● **Exercise**
Scanning the entries below, copy every line that contains the word "author".

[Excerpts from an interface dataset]

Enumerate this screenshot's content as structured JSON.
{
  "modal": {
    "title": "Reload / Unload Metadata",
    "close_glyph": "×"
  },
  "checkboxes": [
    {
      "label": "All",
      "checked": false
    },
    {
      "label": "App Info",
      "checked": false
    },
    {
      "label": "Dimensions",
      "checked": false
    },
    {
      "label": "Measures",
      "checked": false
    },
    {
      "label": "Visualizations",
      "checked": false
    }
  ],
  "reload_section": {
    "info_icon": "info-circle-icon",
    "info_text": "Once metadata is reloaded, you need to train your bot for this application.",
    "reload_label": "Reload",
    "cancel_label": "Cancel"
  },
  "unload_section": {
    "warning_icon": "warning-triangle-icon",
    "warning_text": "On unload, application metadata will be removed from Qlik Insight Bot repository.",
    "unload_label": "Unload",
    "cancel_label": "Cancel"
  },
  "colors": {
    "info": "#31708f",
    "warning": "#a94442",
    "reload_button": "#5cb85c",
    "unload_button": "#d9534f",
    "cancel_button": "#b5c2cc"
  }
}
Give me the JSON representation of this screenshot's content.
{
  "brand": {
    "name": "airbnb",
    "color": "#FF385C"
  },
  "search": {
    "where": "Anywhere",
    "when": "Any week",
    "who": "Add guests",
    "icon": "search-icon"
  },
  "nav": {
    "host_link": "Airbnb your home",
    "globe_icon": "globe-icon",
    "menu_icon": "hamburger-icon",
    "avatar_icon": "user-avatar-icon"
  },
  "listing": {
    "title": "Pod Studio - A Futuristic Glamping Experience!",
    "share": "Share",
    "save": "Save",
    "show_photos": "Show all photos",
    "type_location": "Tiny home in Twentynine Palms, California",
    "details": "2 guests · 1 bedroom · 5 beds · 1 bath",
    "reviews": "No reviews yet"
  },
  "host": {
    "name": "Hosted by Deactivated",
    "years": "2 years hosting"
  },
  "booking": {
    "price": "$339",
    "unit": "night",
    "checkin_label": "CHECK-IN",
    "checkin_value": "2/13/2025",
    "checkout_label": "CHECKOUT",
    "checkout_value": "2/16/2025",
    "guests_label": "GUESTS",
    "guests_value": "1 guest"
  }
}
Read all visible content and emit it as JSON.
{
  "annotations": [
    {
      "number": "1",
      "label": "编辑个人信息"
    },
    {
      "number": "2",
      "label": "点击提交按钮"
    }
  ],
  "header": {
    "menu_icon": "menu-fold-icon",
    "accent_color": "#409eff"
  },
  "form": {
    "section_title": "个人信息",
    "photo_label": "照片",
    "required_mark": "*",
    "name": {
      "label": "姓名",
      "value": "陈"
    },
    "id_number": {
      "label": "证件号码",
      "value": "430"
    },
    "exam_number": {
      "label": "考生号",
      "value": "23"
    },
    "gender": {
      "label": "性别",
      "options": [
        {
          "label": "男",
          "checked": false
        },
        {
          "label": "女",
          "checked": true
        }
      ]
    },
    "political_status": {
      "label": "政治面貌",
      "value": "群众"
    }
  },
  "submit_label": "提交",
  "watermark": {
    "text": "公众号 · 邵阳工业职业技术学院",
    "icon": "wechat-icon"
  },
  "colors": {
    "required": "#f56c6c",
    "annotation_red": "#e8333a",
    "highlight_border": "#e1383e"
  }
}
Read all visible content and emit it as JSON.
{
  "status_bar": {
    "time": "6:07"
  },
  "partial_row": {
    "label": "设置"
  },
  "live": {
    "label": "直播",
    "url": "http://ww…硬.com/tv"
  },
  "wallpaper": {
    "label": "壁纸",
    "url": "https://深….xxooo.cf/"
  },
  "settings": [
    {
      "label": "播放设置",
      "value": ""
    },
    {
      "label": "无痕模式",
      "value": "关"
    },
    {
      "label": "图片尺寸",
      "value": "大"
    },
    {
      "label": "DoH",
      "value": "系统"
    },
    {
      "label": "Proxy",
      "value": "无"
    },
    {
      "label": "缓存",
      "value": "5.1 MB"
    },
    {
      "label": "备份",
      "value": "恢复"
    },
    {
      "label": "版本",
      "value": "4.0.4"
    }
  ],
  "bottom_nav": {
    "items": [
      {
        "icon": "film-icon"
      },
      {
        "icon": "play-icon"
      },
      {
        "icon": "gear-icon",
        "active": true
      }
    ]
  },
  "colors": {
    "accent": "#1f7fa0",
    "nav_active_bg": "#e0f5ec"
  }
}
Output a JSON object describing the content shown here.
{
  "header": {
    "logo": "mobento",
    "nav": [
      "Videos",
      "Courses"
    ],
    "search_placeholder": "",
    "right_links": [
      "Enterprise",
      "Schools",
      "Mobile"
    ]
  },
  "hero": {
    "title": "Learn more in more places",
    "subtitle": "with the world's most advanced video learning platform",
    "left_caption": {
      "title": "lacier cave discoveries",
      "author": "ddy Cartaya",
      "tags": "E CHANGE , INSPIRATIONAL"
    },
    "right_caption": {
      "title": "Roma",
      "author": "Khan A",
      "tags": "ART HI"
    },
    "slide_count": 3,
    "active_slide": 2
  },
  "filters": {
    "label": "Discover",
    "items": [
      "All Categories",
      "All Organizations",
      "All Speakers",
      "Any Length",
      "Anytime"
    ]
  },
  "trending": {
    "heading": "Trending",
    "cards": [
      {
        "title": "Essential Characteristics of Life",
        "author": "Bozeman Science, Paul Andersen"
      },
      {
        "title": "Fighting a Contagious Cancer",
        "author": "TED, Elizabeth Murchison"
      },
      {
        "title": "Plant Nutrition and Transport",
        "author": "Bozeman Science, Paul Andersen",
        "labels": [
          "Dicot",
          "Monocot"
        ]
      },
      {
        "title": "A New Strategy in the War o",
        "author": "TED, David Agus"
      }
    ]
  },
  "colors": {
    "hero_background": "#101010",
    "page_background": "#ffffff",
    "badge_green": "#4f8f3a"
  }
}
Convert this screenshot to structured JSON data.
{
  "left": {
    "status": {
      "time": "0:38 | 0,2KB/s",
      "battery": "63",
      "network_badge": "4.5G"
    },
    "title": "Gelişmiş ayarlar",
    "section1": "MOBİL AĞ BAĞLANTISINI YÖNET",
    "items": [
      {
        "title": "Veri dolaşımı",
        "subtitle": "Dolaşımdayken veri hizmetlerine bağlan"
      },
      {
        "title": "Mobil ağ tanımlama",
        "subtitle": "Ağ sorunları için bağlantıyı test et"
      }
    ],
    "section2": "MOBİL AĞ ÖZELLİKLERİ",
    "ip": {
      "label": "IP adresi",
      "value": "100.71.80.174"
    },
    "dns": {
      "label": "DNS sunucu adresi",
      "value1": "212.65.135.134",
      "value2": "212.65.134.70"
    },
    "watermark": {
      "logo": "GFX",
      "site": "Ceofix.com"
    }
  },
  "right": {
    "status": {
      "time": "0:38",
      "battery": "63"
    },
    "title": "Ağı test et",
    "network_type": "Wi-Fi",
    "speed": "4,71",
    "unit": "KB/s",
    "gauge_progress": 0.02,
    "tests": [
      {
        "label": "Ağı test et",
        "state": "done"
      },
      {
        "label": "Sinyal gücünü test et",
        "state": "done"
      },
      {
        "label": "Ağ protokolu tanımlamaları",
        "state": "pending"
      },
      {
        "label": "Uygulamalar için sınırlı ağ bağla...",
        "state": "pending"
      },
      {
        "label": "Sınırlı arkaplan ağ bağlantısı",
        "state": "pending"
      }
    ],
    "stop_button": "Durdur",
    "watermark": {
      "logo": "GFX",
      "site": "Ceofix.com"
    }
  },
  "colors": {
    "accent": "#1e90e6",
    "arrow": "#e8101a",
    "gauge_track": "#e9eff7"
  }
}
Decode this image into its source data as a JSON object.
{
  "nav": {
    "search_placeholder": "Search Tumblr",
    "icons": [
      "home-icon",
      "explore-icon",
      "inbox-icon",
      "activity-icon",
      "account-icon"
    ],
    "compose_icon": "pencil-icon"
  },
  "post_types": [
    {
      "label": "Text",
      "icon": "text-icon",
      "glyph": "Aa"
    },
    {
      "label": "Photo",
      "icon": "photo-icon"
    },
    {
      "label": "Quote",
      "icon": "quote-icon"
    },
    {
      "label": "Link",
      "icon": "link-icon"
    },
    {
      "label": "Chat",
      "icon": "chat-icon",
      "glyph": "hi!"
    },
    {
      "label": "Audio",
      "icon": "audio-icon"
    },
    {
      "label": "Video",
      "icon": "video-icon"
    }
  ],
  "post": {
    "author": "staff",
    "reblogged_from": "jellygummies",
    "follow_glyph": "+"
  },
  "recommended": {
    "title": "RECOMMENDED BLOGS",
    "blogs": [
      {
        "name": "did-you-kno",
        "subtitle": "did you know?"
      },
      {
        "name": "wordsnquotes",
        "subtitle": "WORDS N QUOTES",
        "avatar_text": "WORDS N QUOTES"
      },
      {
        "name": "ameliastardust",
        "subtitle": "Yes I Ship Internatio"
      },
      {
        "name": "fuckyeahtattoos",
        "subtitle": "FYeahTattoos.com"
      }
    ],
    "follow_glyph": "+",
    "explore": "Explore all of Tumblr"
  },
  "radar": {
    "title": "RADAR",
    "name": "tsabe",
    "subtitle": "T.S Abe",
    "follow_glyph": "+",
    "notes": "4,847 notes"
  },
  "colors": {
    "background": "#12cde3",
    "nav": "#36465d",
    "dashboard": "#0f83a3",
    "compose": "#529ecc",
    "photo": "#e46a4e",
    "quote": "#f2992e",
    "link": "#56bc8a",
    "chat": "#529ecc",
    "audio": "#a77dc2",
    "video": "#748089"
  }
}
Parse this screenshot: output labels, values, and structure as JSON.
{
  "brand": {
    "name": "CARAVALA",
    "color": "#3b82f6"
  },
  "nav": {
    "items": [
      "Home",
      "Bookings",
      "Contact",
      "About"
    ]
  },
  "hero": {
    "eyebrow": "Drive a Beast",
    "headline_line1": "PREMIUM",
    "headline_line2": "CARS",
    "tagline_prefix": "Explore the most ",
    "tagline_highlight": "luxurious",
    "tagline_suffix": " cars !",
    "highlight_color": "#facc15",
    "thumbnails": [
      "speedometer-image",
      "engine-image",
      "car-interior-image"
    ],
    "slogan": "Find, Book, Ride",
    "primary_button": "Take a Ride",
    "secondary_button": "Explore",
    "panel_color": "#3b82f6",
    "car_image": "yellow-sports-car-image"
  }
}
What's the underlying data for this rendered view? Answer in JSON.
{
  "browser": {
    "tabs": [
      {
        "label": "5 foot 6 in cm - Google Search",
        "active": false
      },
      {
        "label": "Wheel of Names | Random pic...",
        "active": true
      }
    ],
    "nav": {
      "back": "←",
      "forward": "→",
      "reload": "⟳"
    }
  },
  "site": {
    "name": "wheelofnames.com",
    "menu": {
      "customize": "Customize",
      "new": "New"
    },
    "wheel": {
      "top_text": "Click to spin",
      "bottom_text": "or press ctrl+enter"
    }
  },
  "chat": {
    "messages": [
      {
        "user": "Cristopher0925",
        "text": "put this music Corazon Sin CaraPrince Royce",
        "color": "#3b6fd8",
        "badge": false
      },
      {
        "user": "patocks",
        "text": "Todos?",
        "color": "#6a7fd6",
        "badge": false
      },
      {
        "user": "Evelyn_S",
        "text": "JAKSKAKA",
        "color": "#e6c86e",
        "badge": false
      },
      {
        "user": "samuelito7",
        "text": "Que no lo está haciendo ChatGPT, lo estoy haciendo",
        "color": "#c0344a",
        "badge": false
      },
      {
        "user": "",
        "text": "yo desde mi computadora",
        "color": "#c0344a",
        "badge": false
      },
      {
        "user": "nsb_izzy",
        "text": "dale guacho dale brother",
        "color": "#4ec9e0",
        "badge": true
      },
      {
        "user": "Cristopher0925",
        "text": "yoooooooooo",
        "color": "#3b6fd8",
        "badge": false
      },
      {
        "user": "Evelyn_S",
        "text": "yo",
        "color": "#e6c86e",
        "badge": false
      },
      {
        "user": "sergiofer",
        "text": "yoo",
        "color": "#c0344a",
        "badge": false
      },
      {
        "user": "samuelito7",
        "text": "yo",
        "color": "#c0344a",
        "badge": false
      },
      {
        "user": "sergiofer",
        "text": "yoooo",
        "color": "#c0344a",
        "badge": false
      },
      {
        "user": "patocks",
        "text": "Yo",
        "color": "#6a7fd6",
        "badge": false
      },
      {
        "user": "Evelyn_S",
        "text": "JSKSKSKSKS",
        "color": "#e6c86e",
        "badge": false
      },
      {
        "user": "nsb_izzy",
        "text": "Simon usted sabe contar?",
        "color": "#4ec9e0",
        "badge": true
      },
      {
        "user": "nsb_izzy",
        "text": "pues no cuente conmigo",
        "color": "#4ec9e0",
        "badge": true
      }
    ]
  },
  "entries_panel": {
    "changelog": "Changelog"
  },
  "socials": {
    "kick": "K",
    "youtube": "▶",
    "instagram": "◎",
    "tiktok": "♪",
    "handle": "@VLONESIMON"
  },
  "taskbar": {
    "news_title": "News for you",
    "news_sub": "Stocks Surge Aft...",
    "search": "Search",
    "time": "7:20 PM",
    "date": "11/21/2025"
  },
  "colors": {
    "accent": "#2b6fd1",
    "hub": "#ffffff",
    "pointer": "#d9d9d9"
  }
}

● **Exercise answer**
      "author": "ddy Cartaya",
      "author": "Khan A",
        "author": "Bozeman Science, Paul Andersen"
        "author": "TED, Elizabeth Murchison"
        "author": "Bozeman Science, Paul Andersen",
        "author": "TED, David Agus"
    "author": "staff",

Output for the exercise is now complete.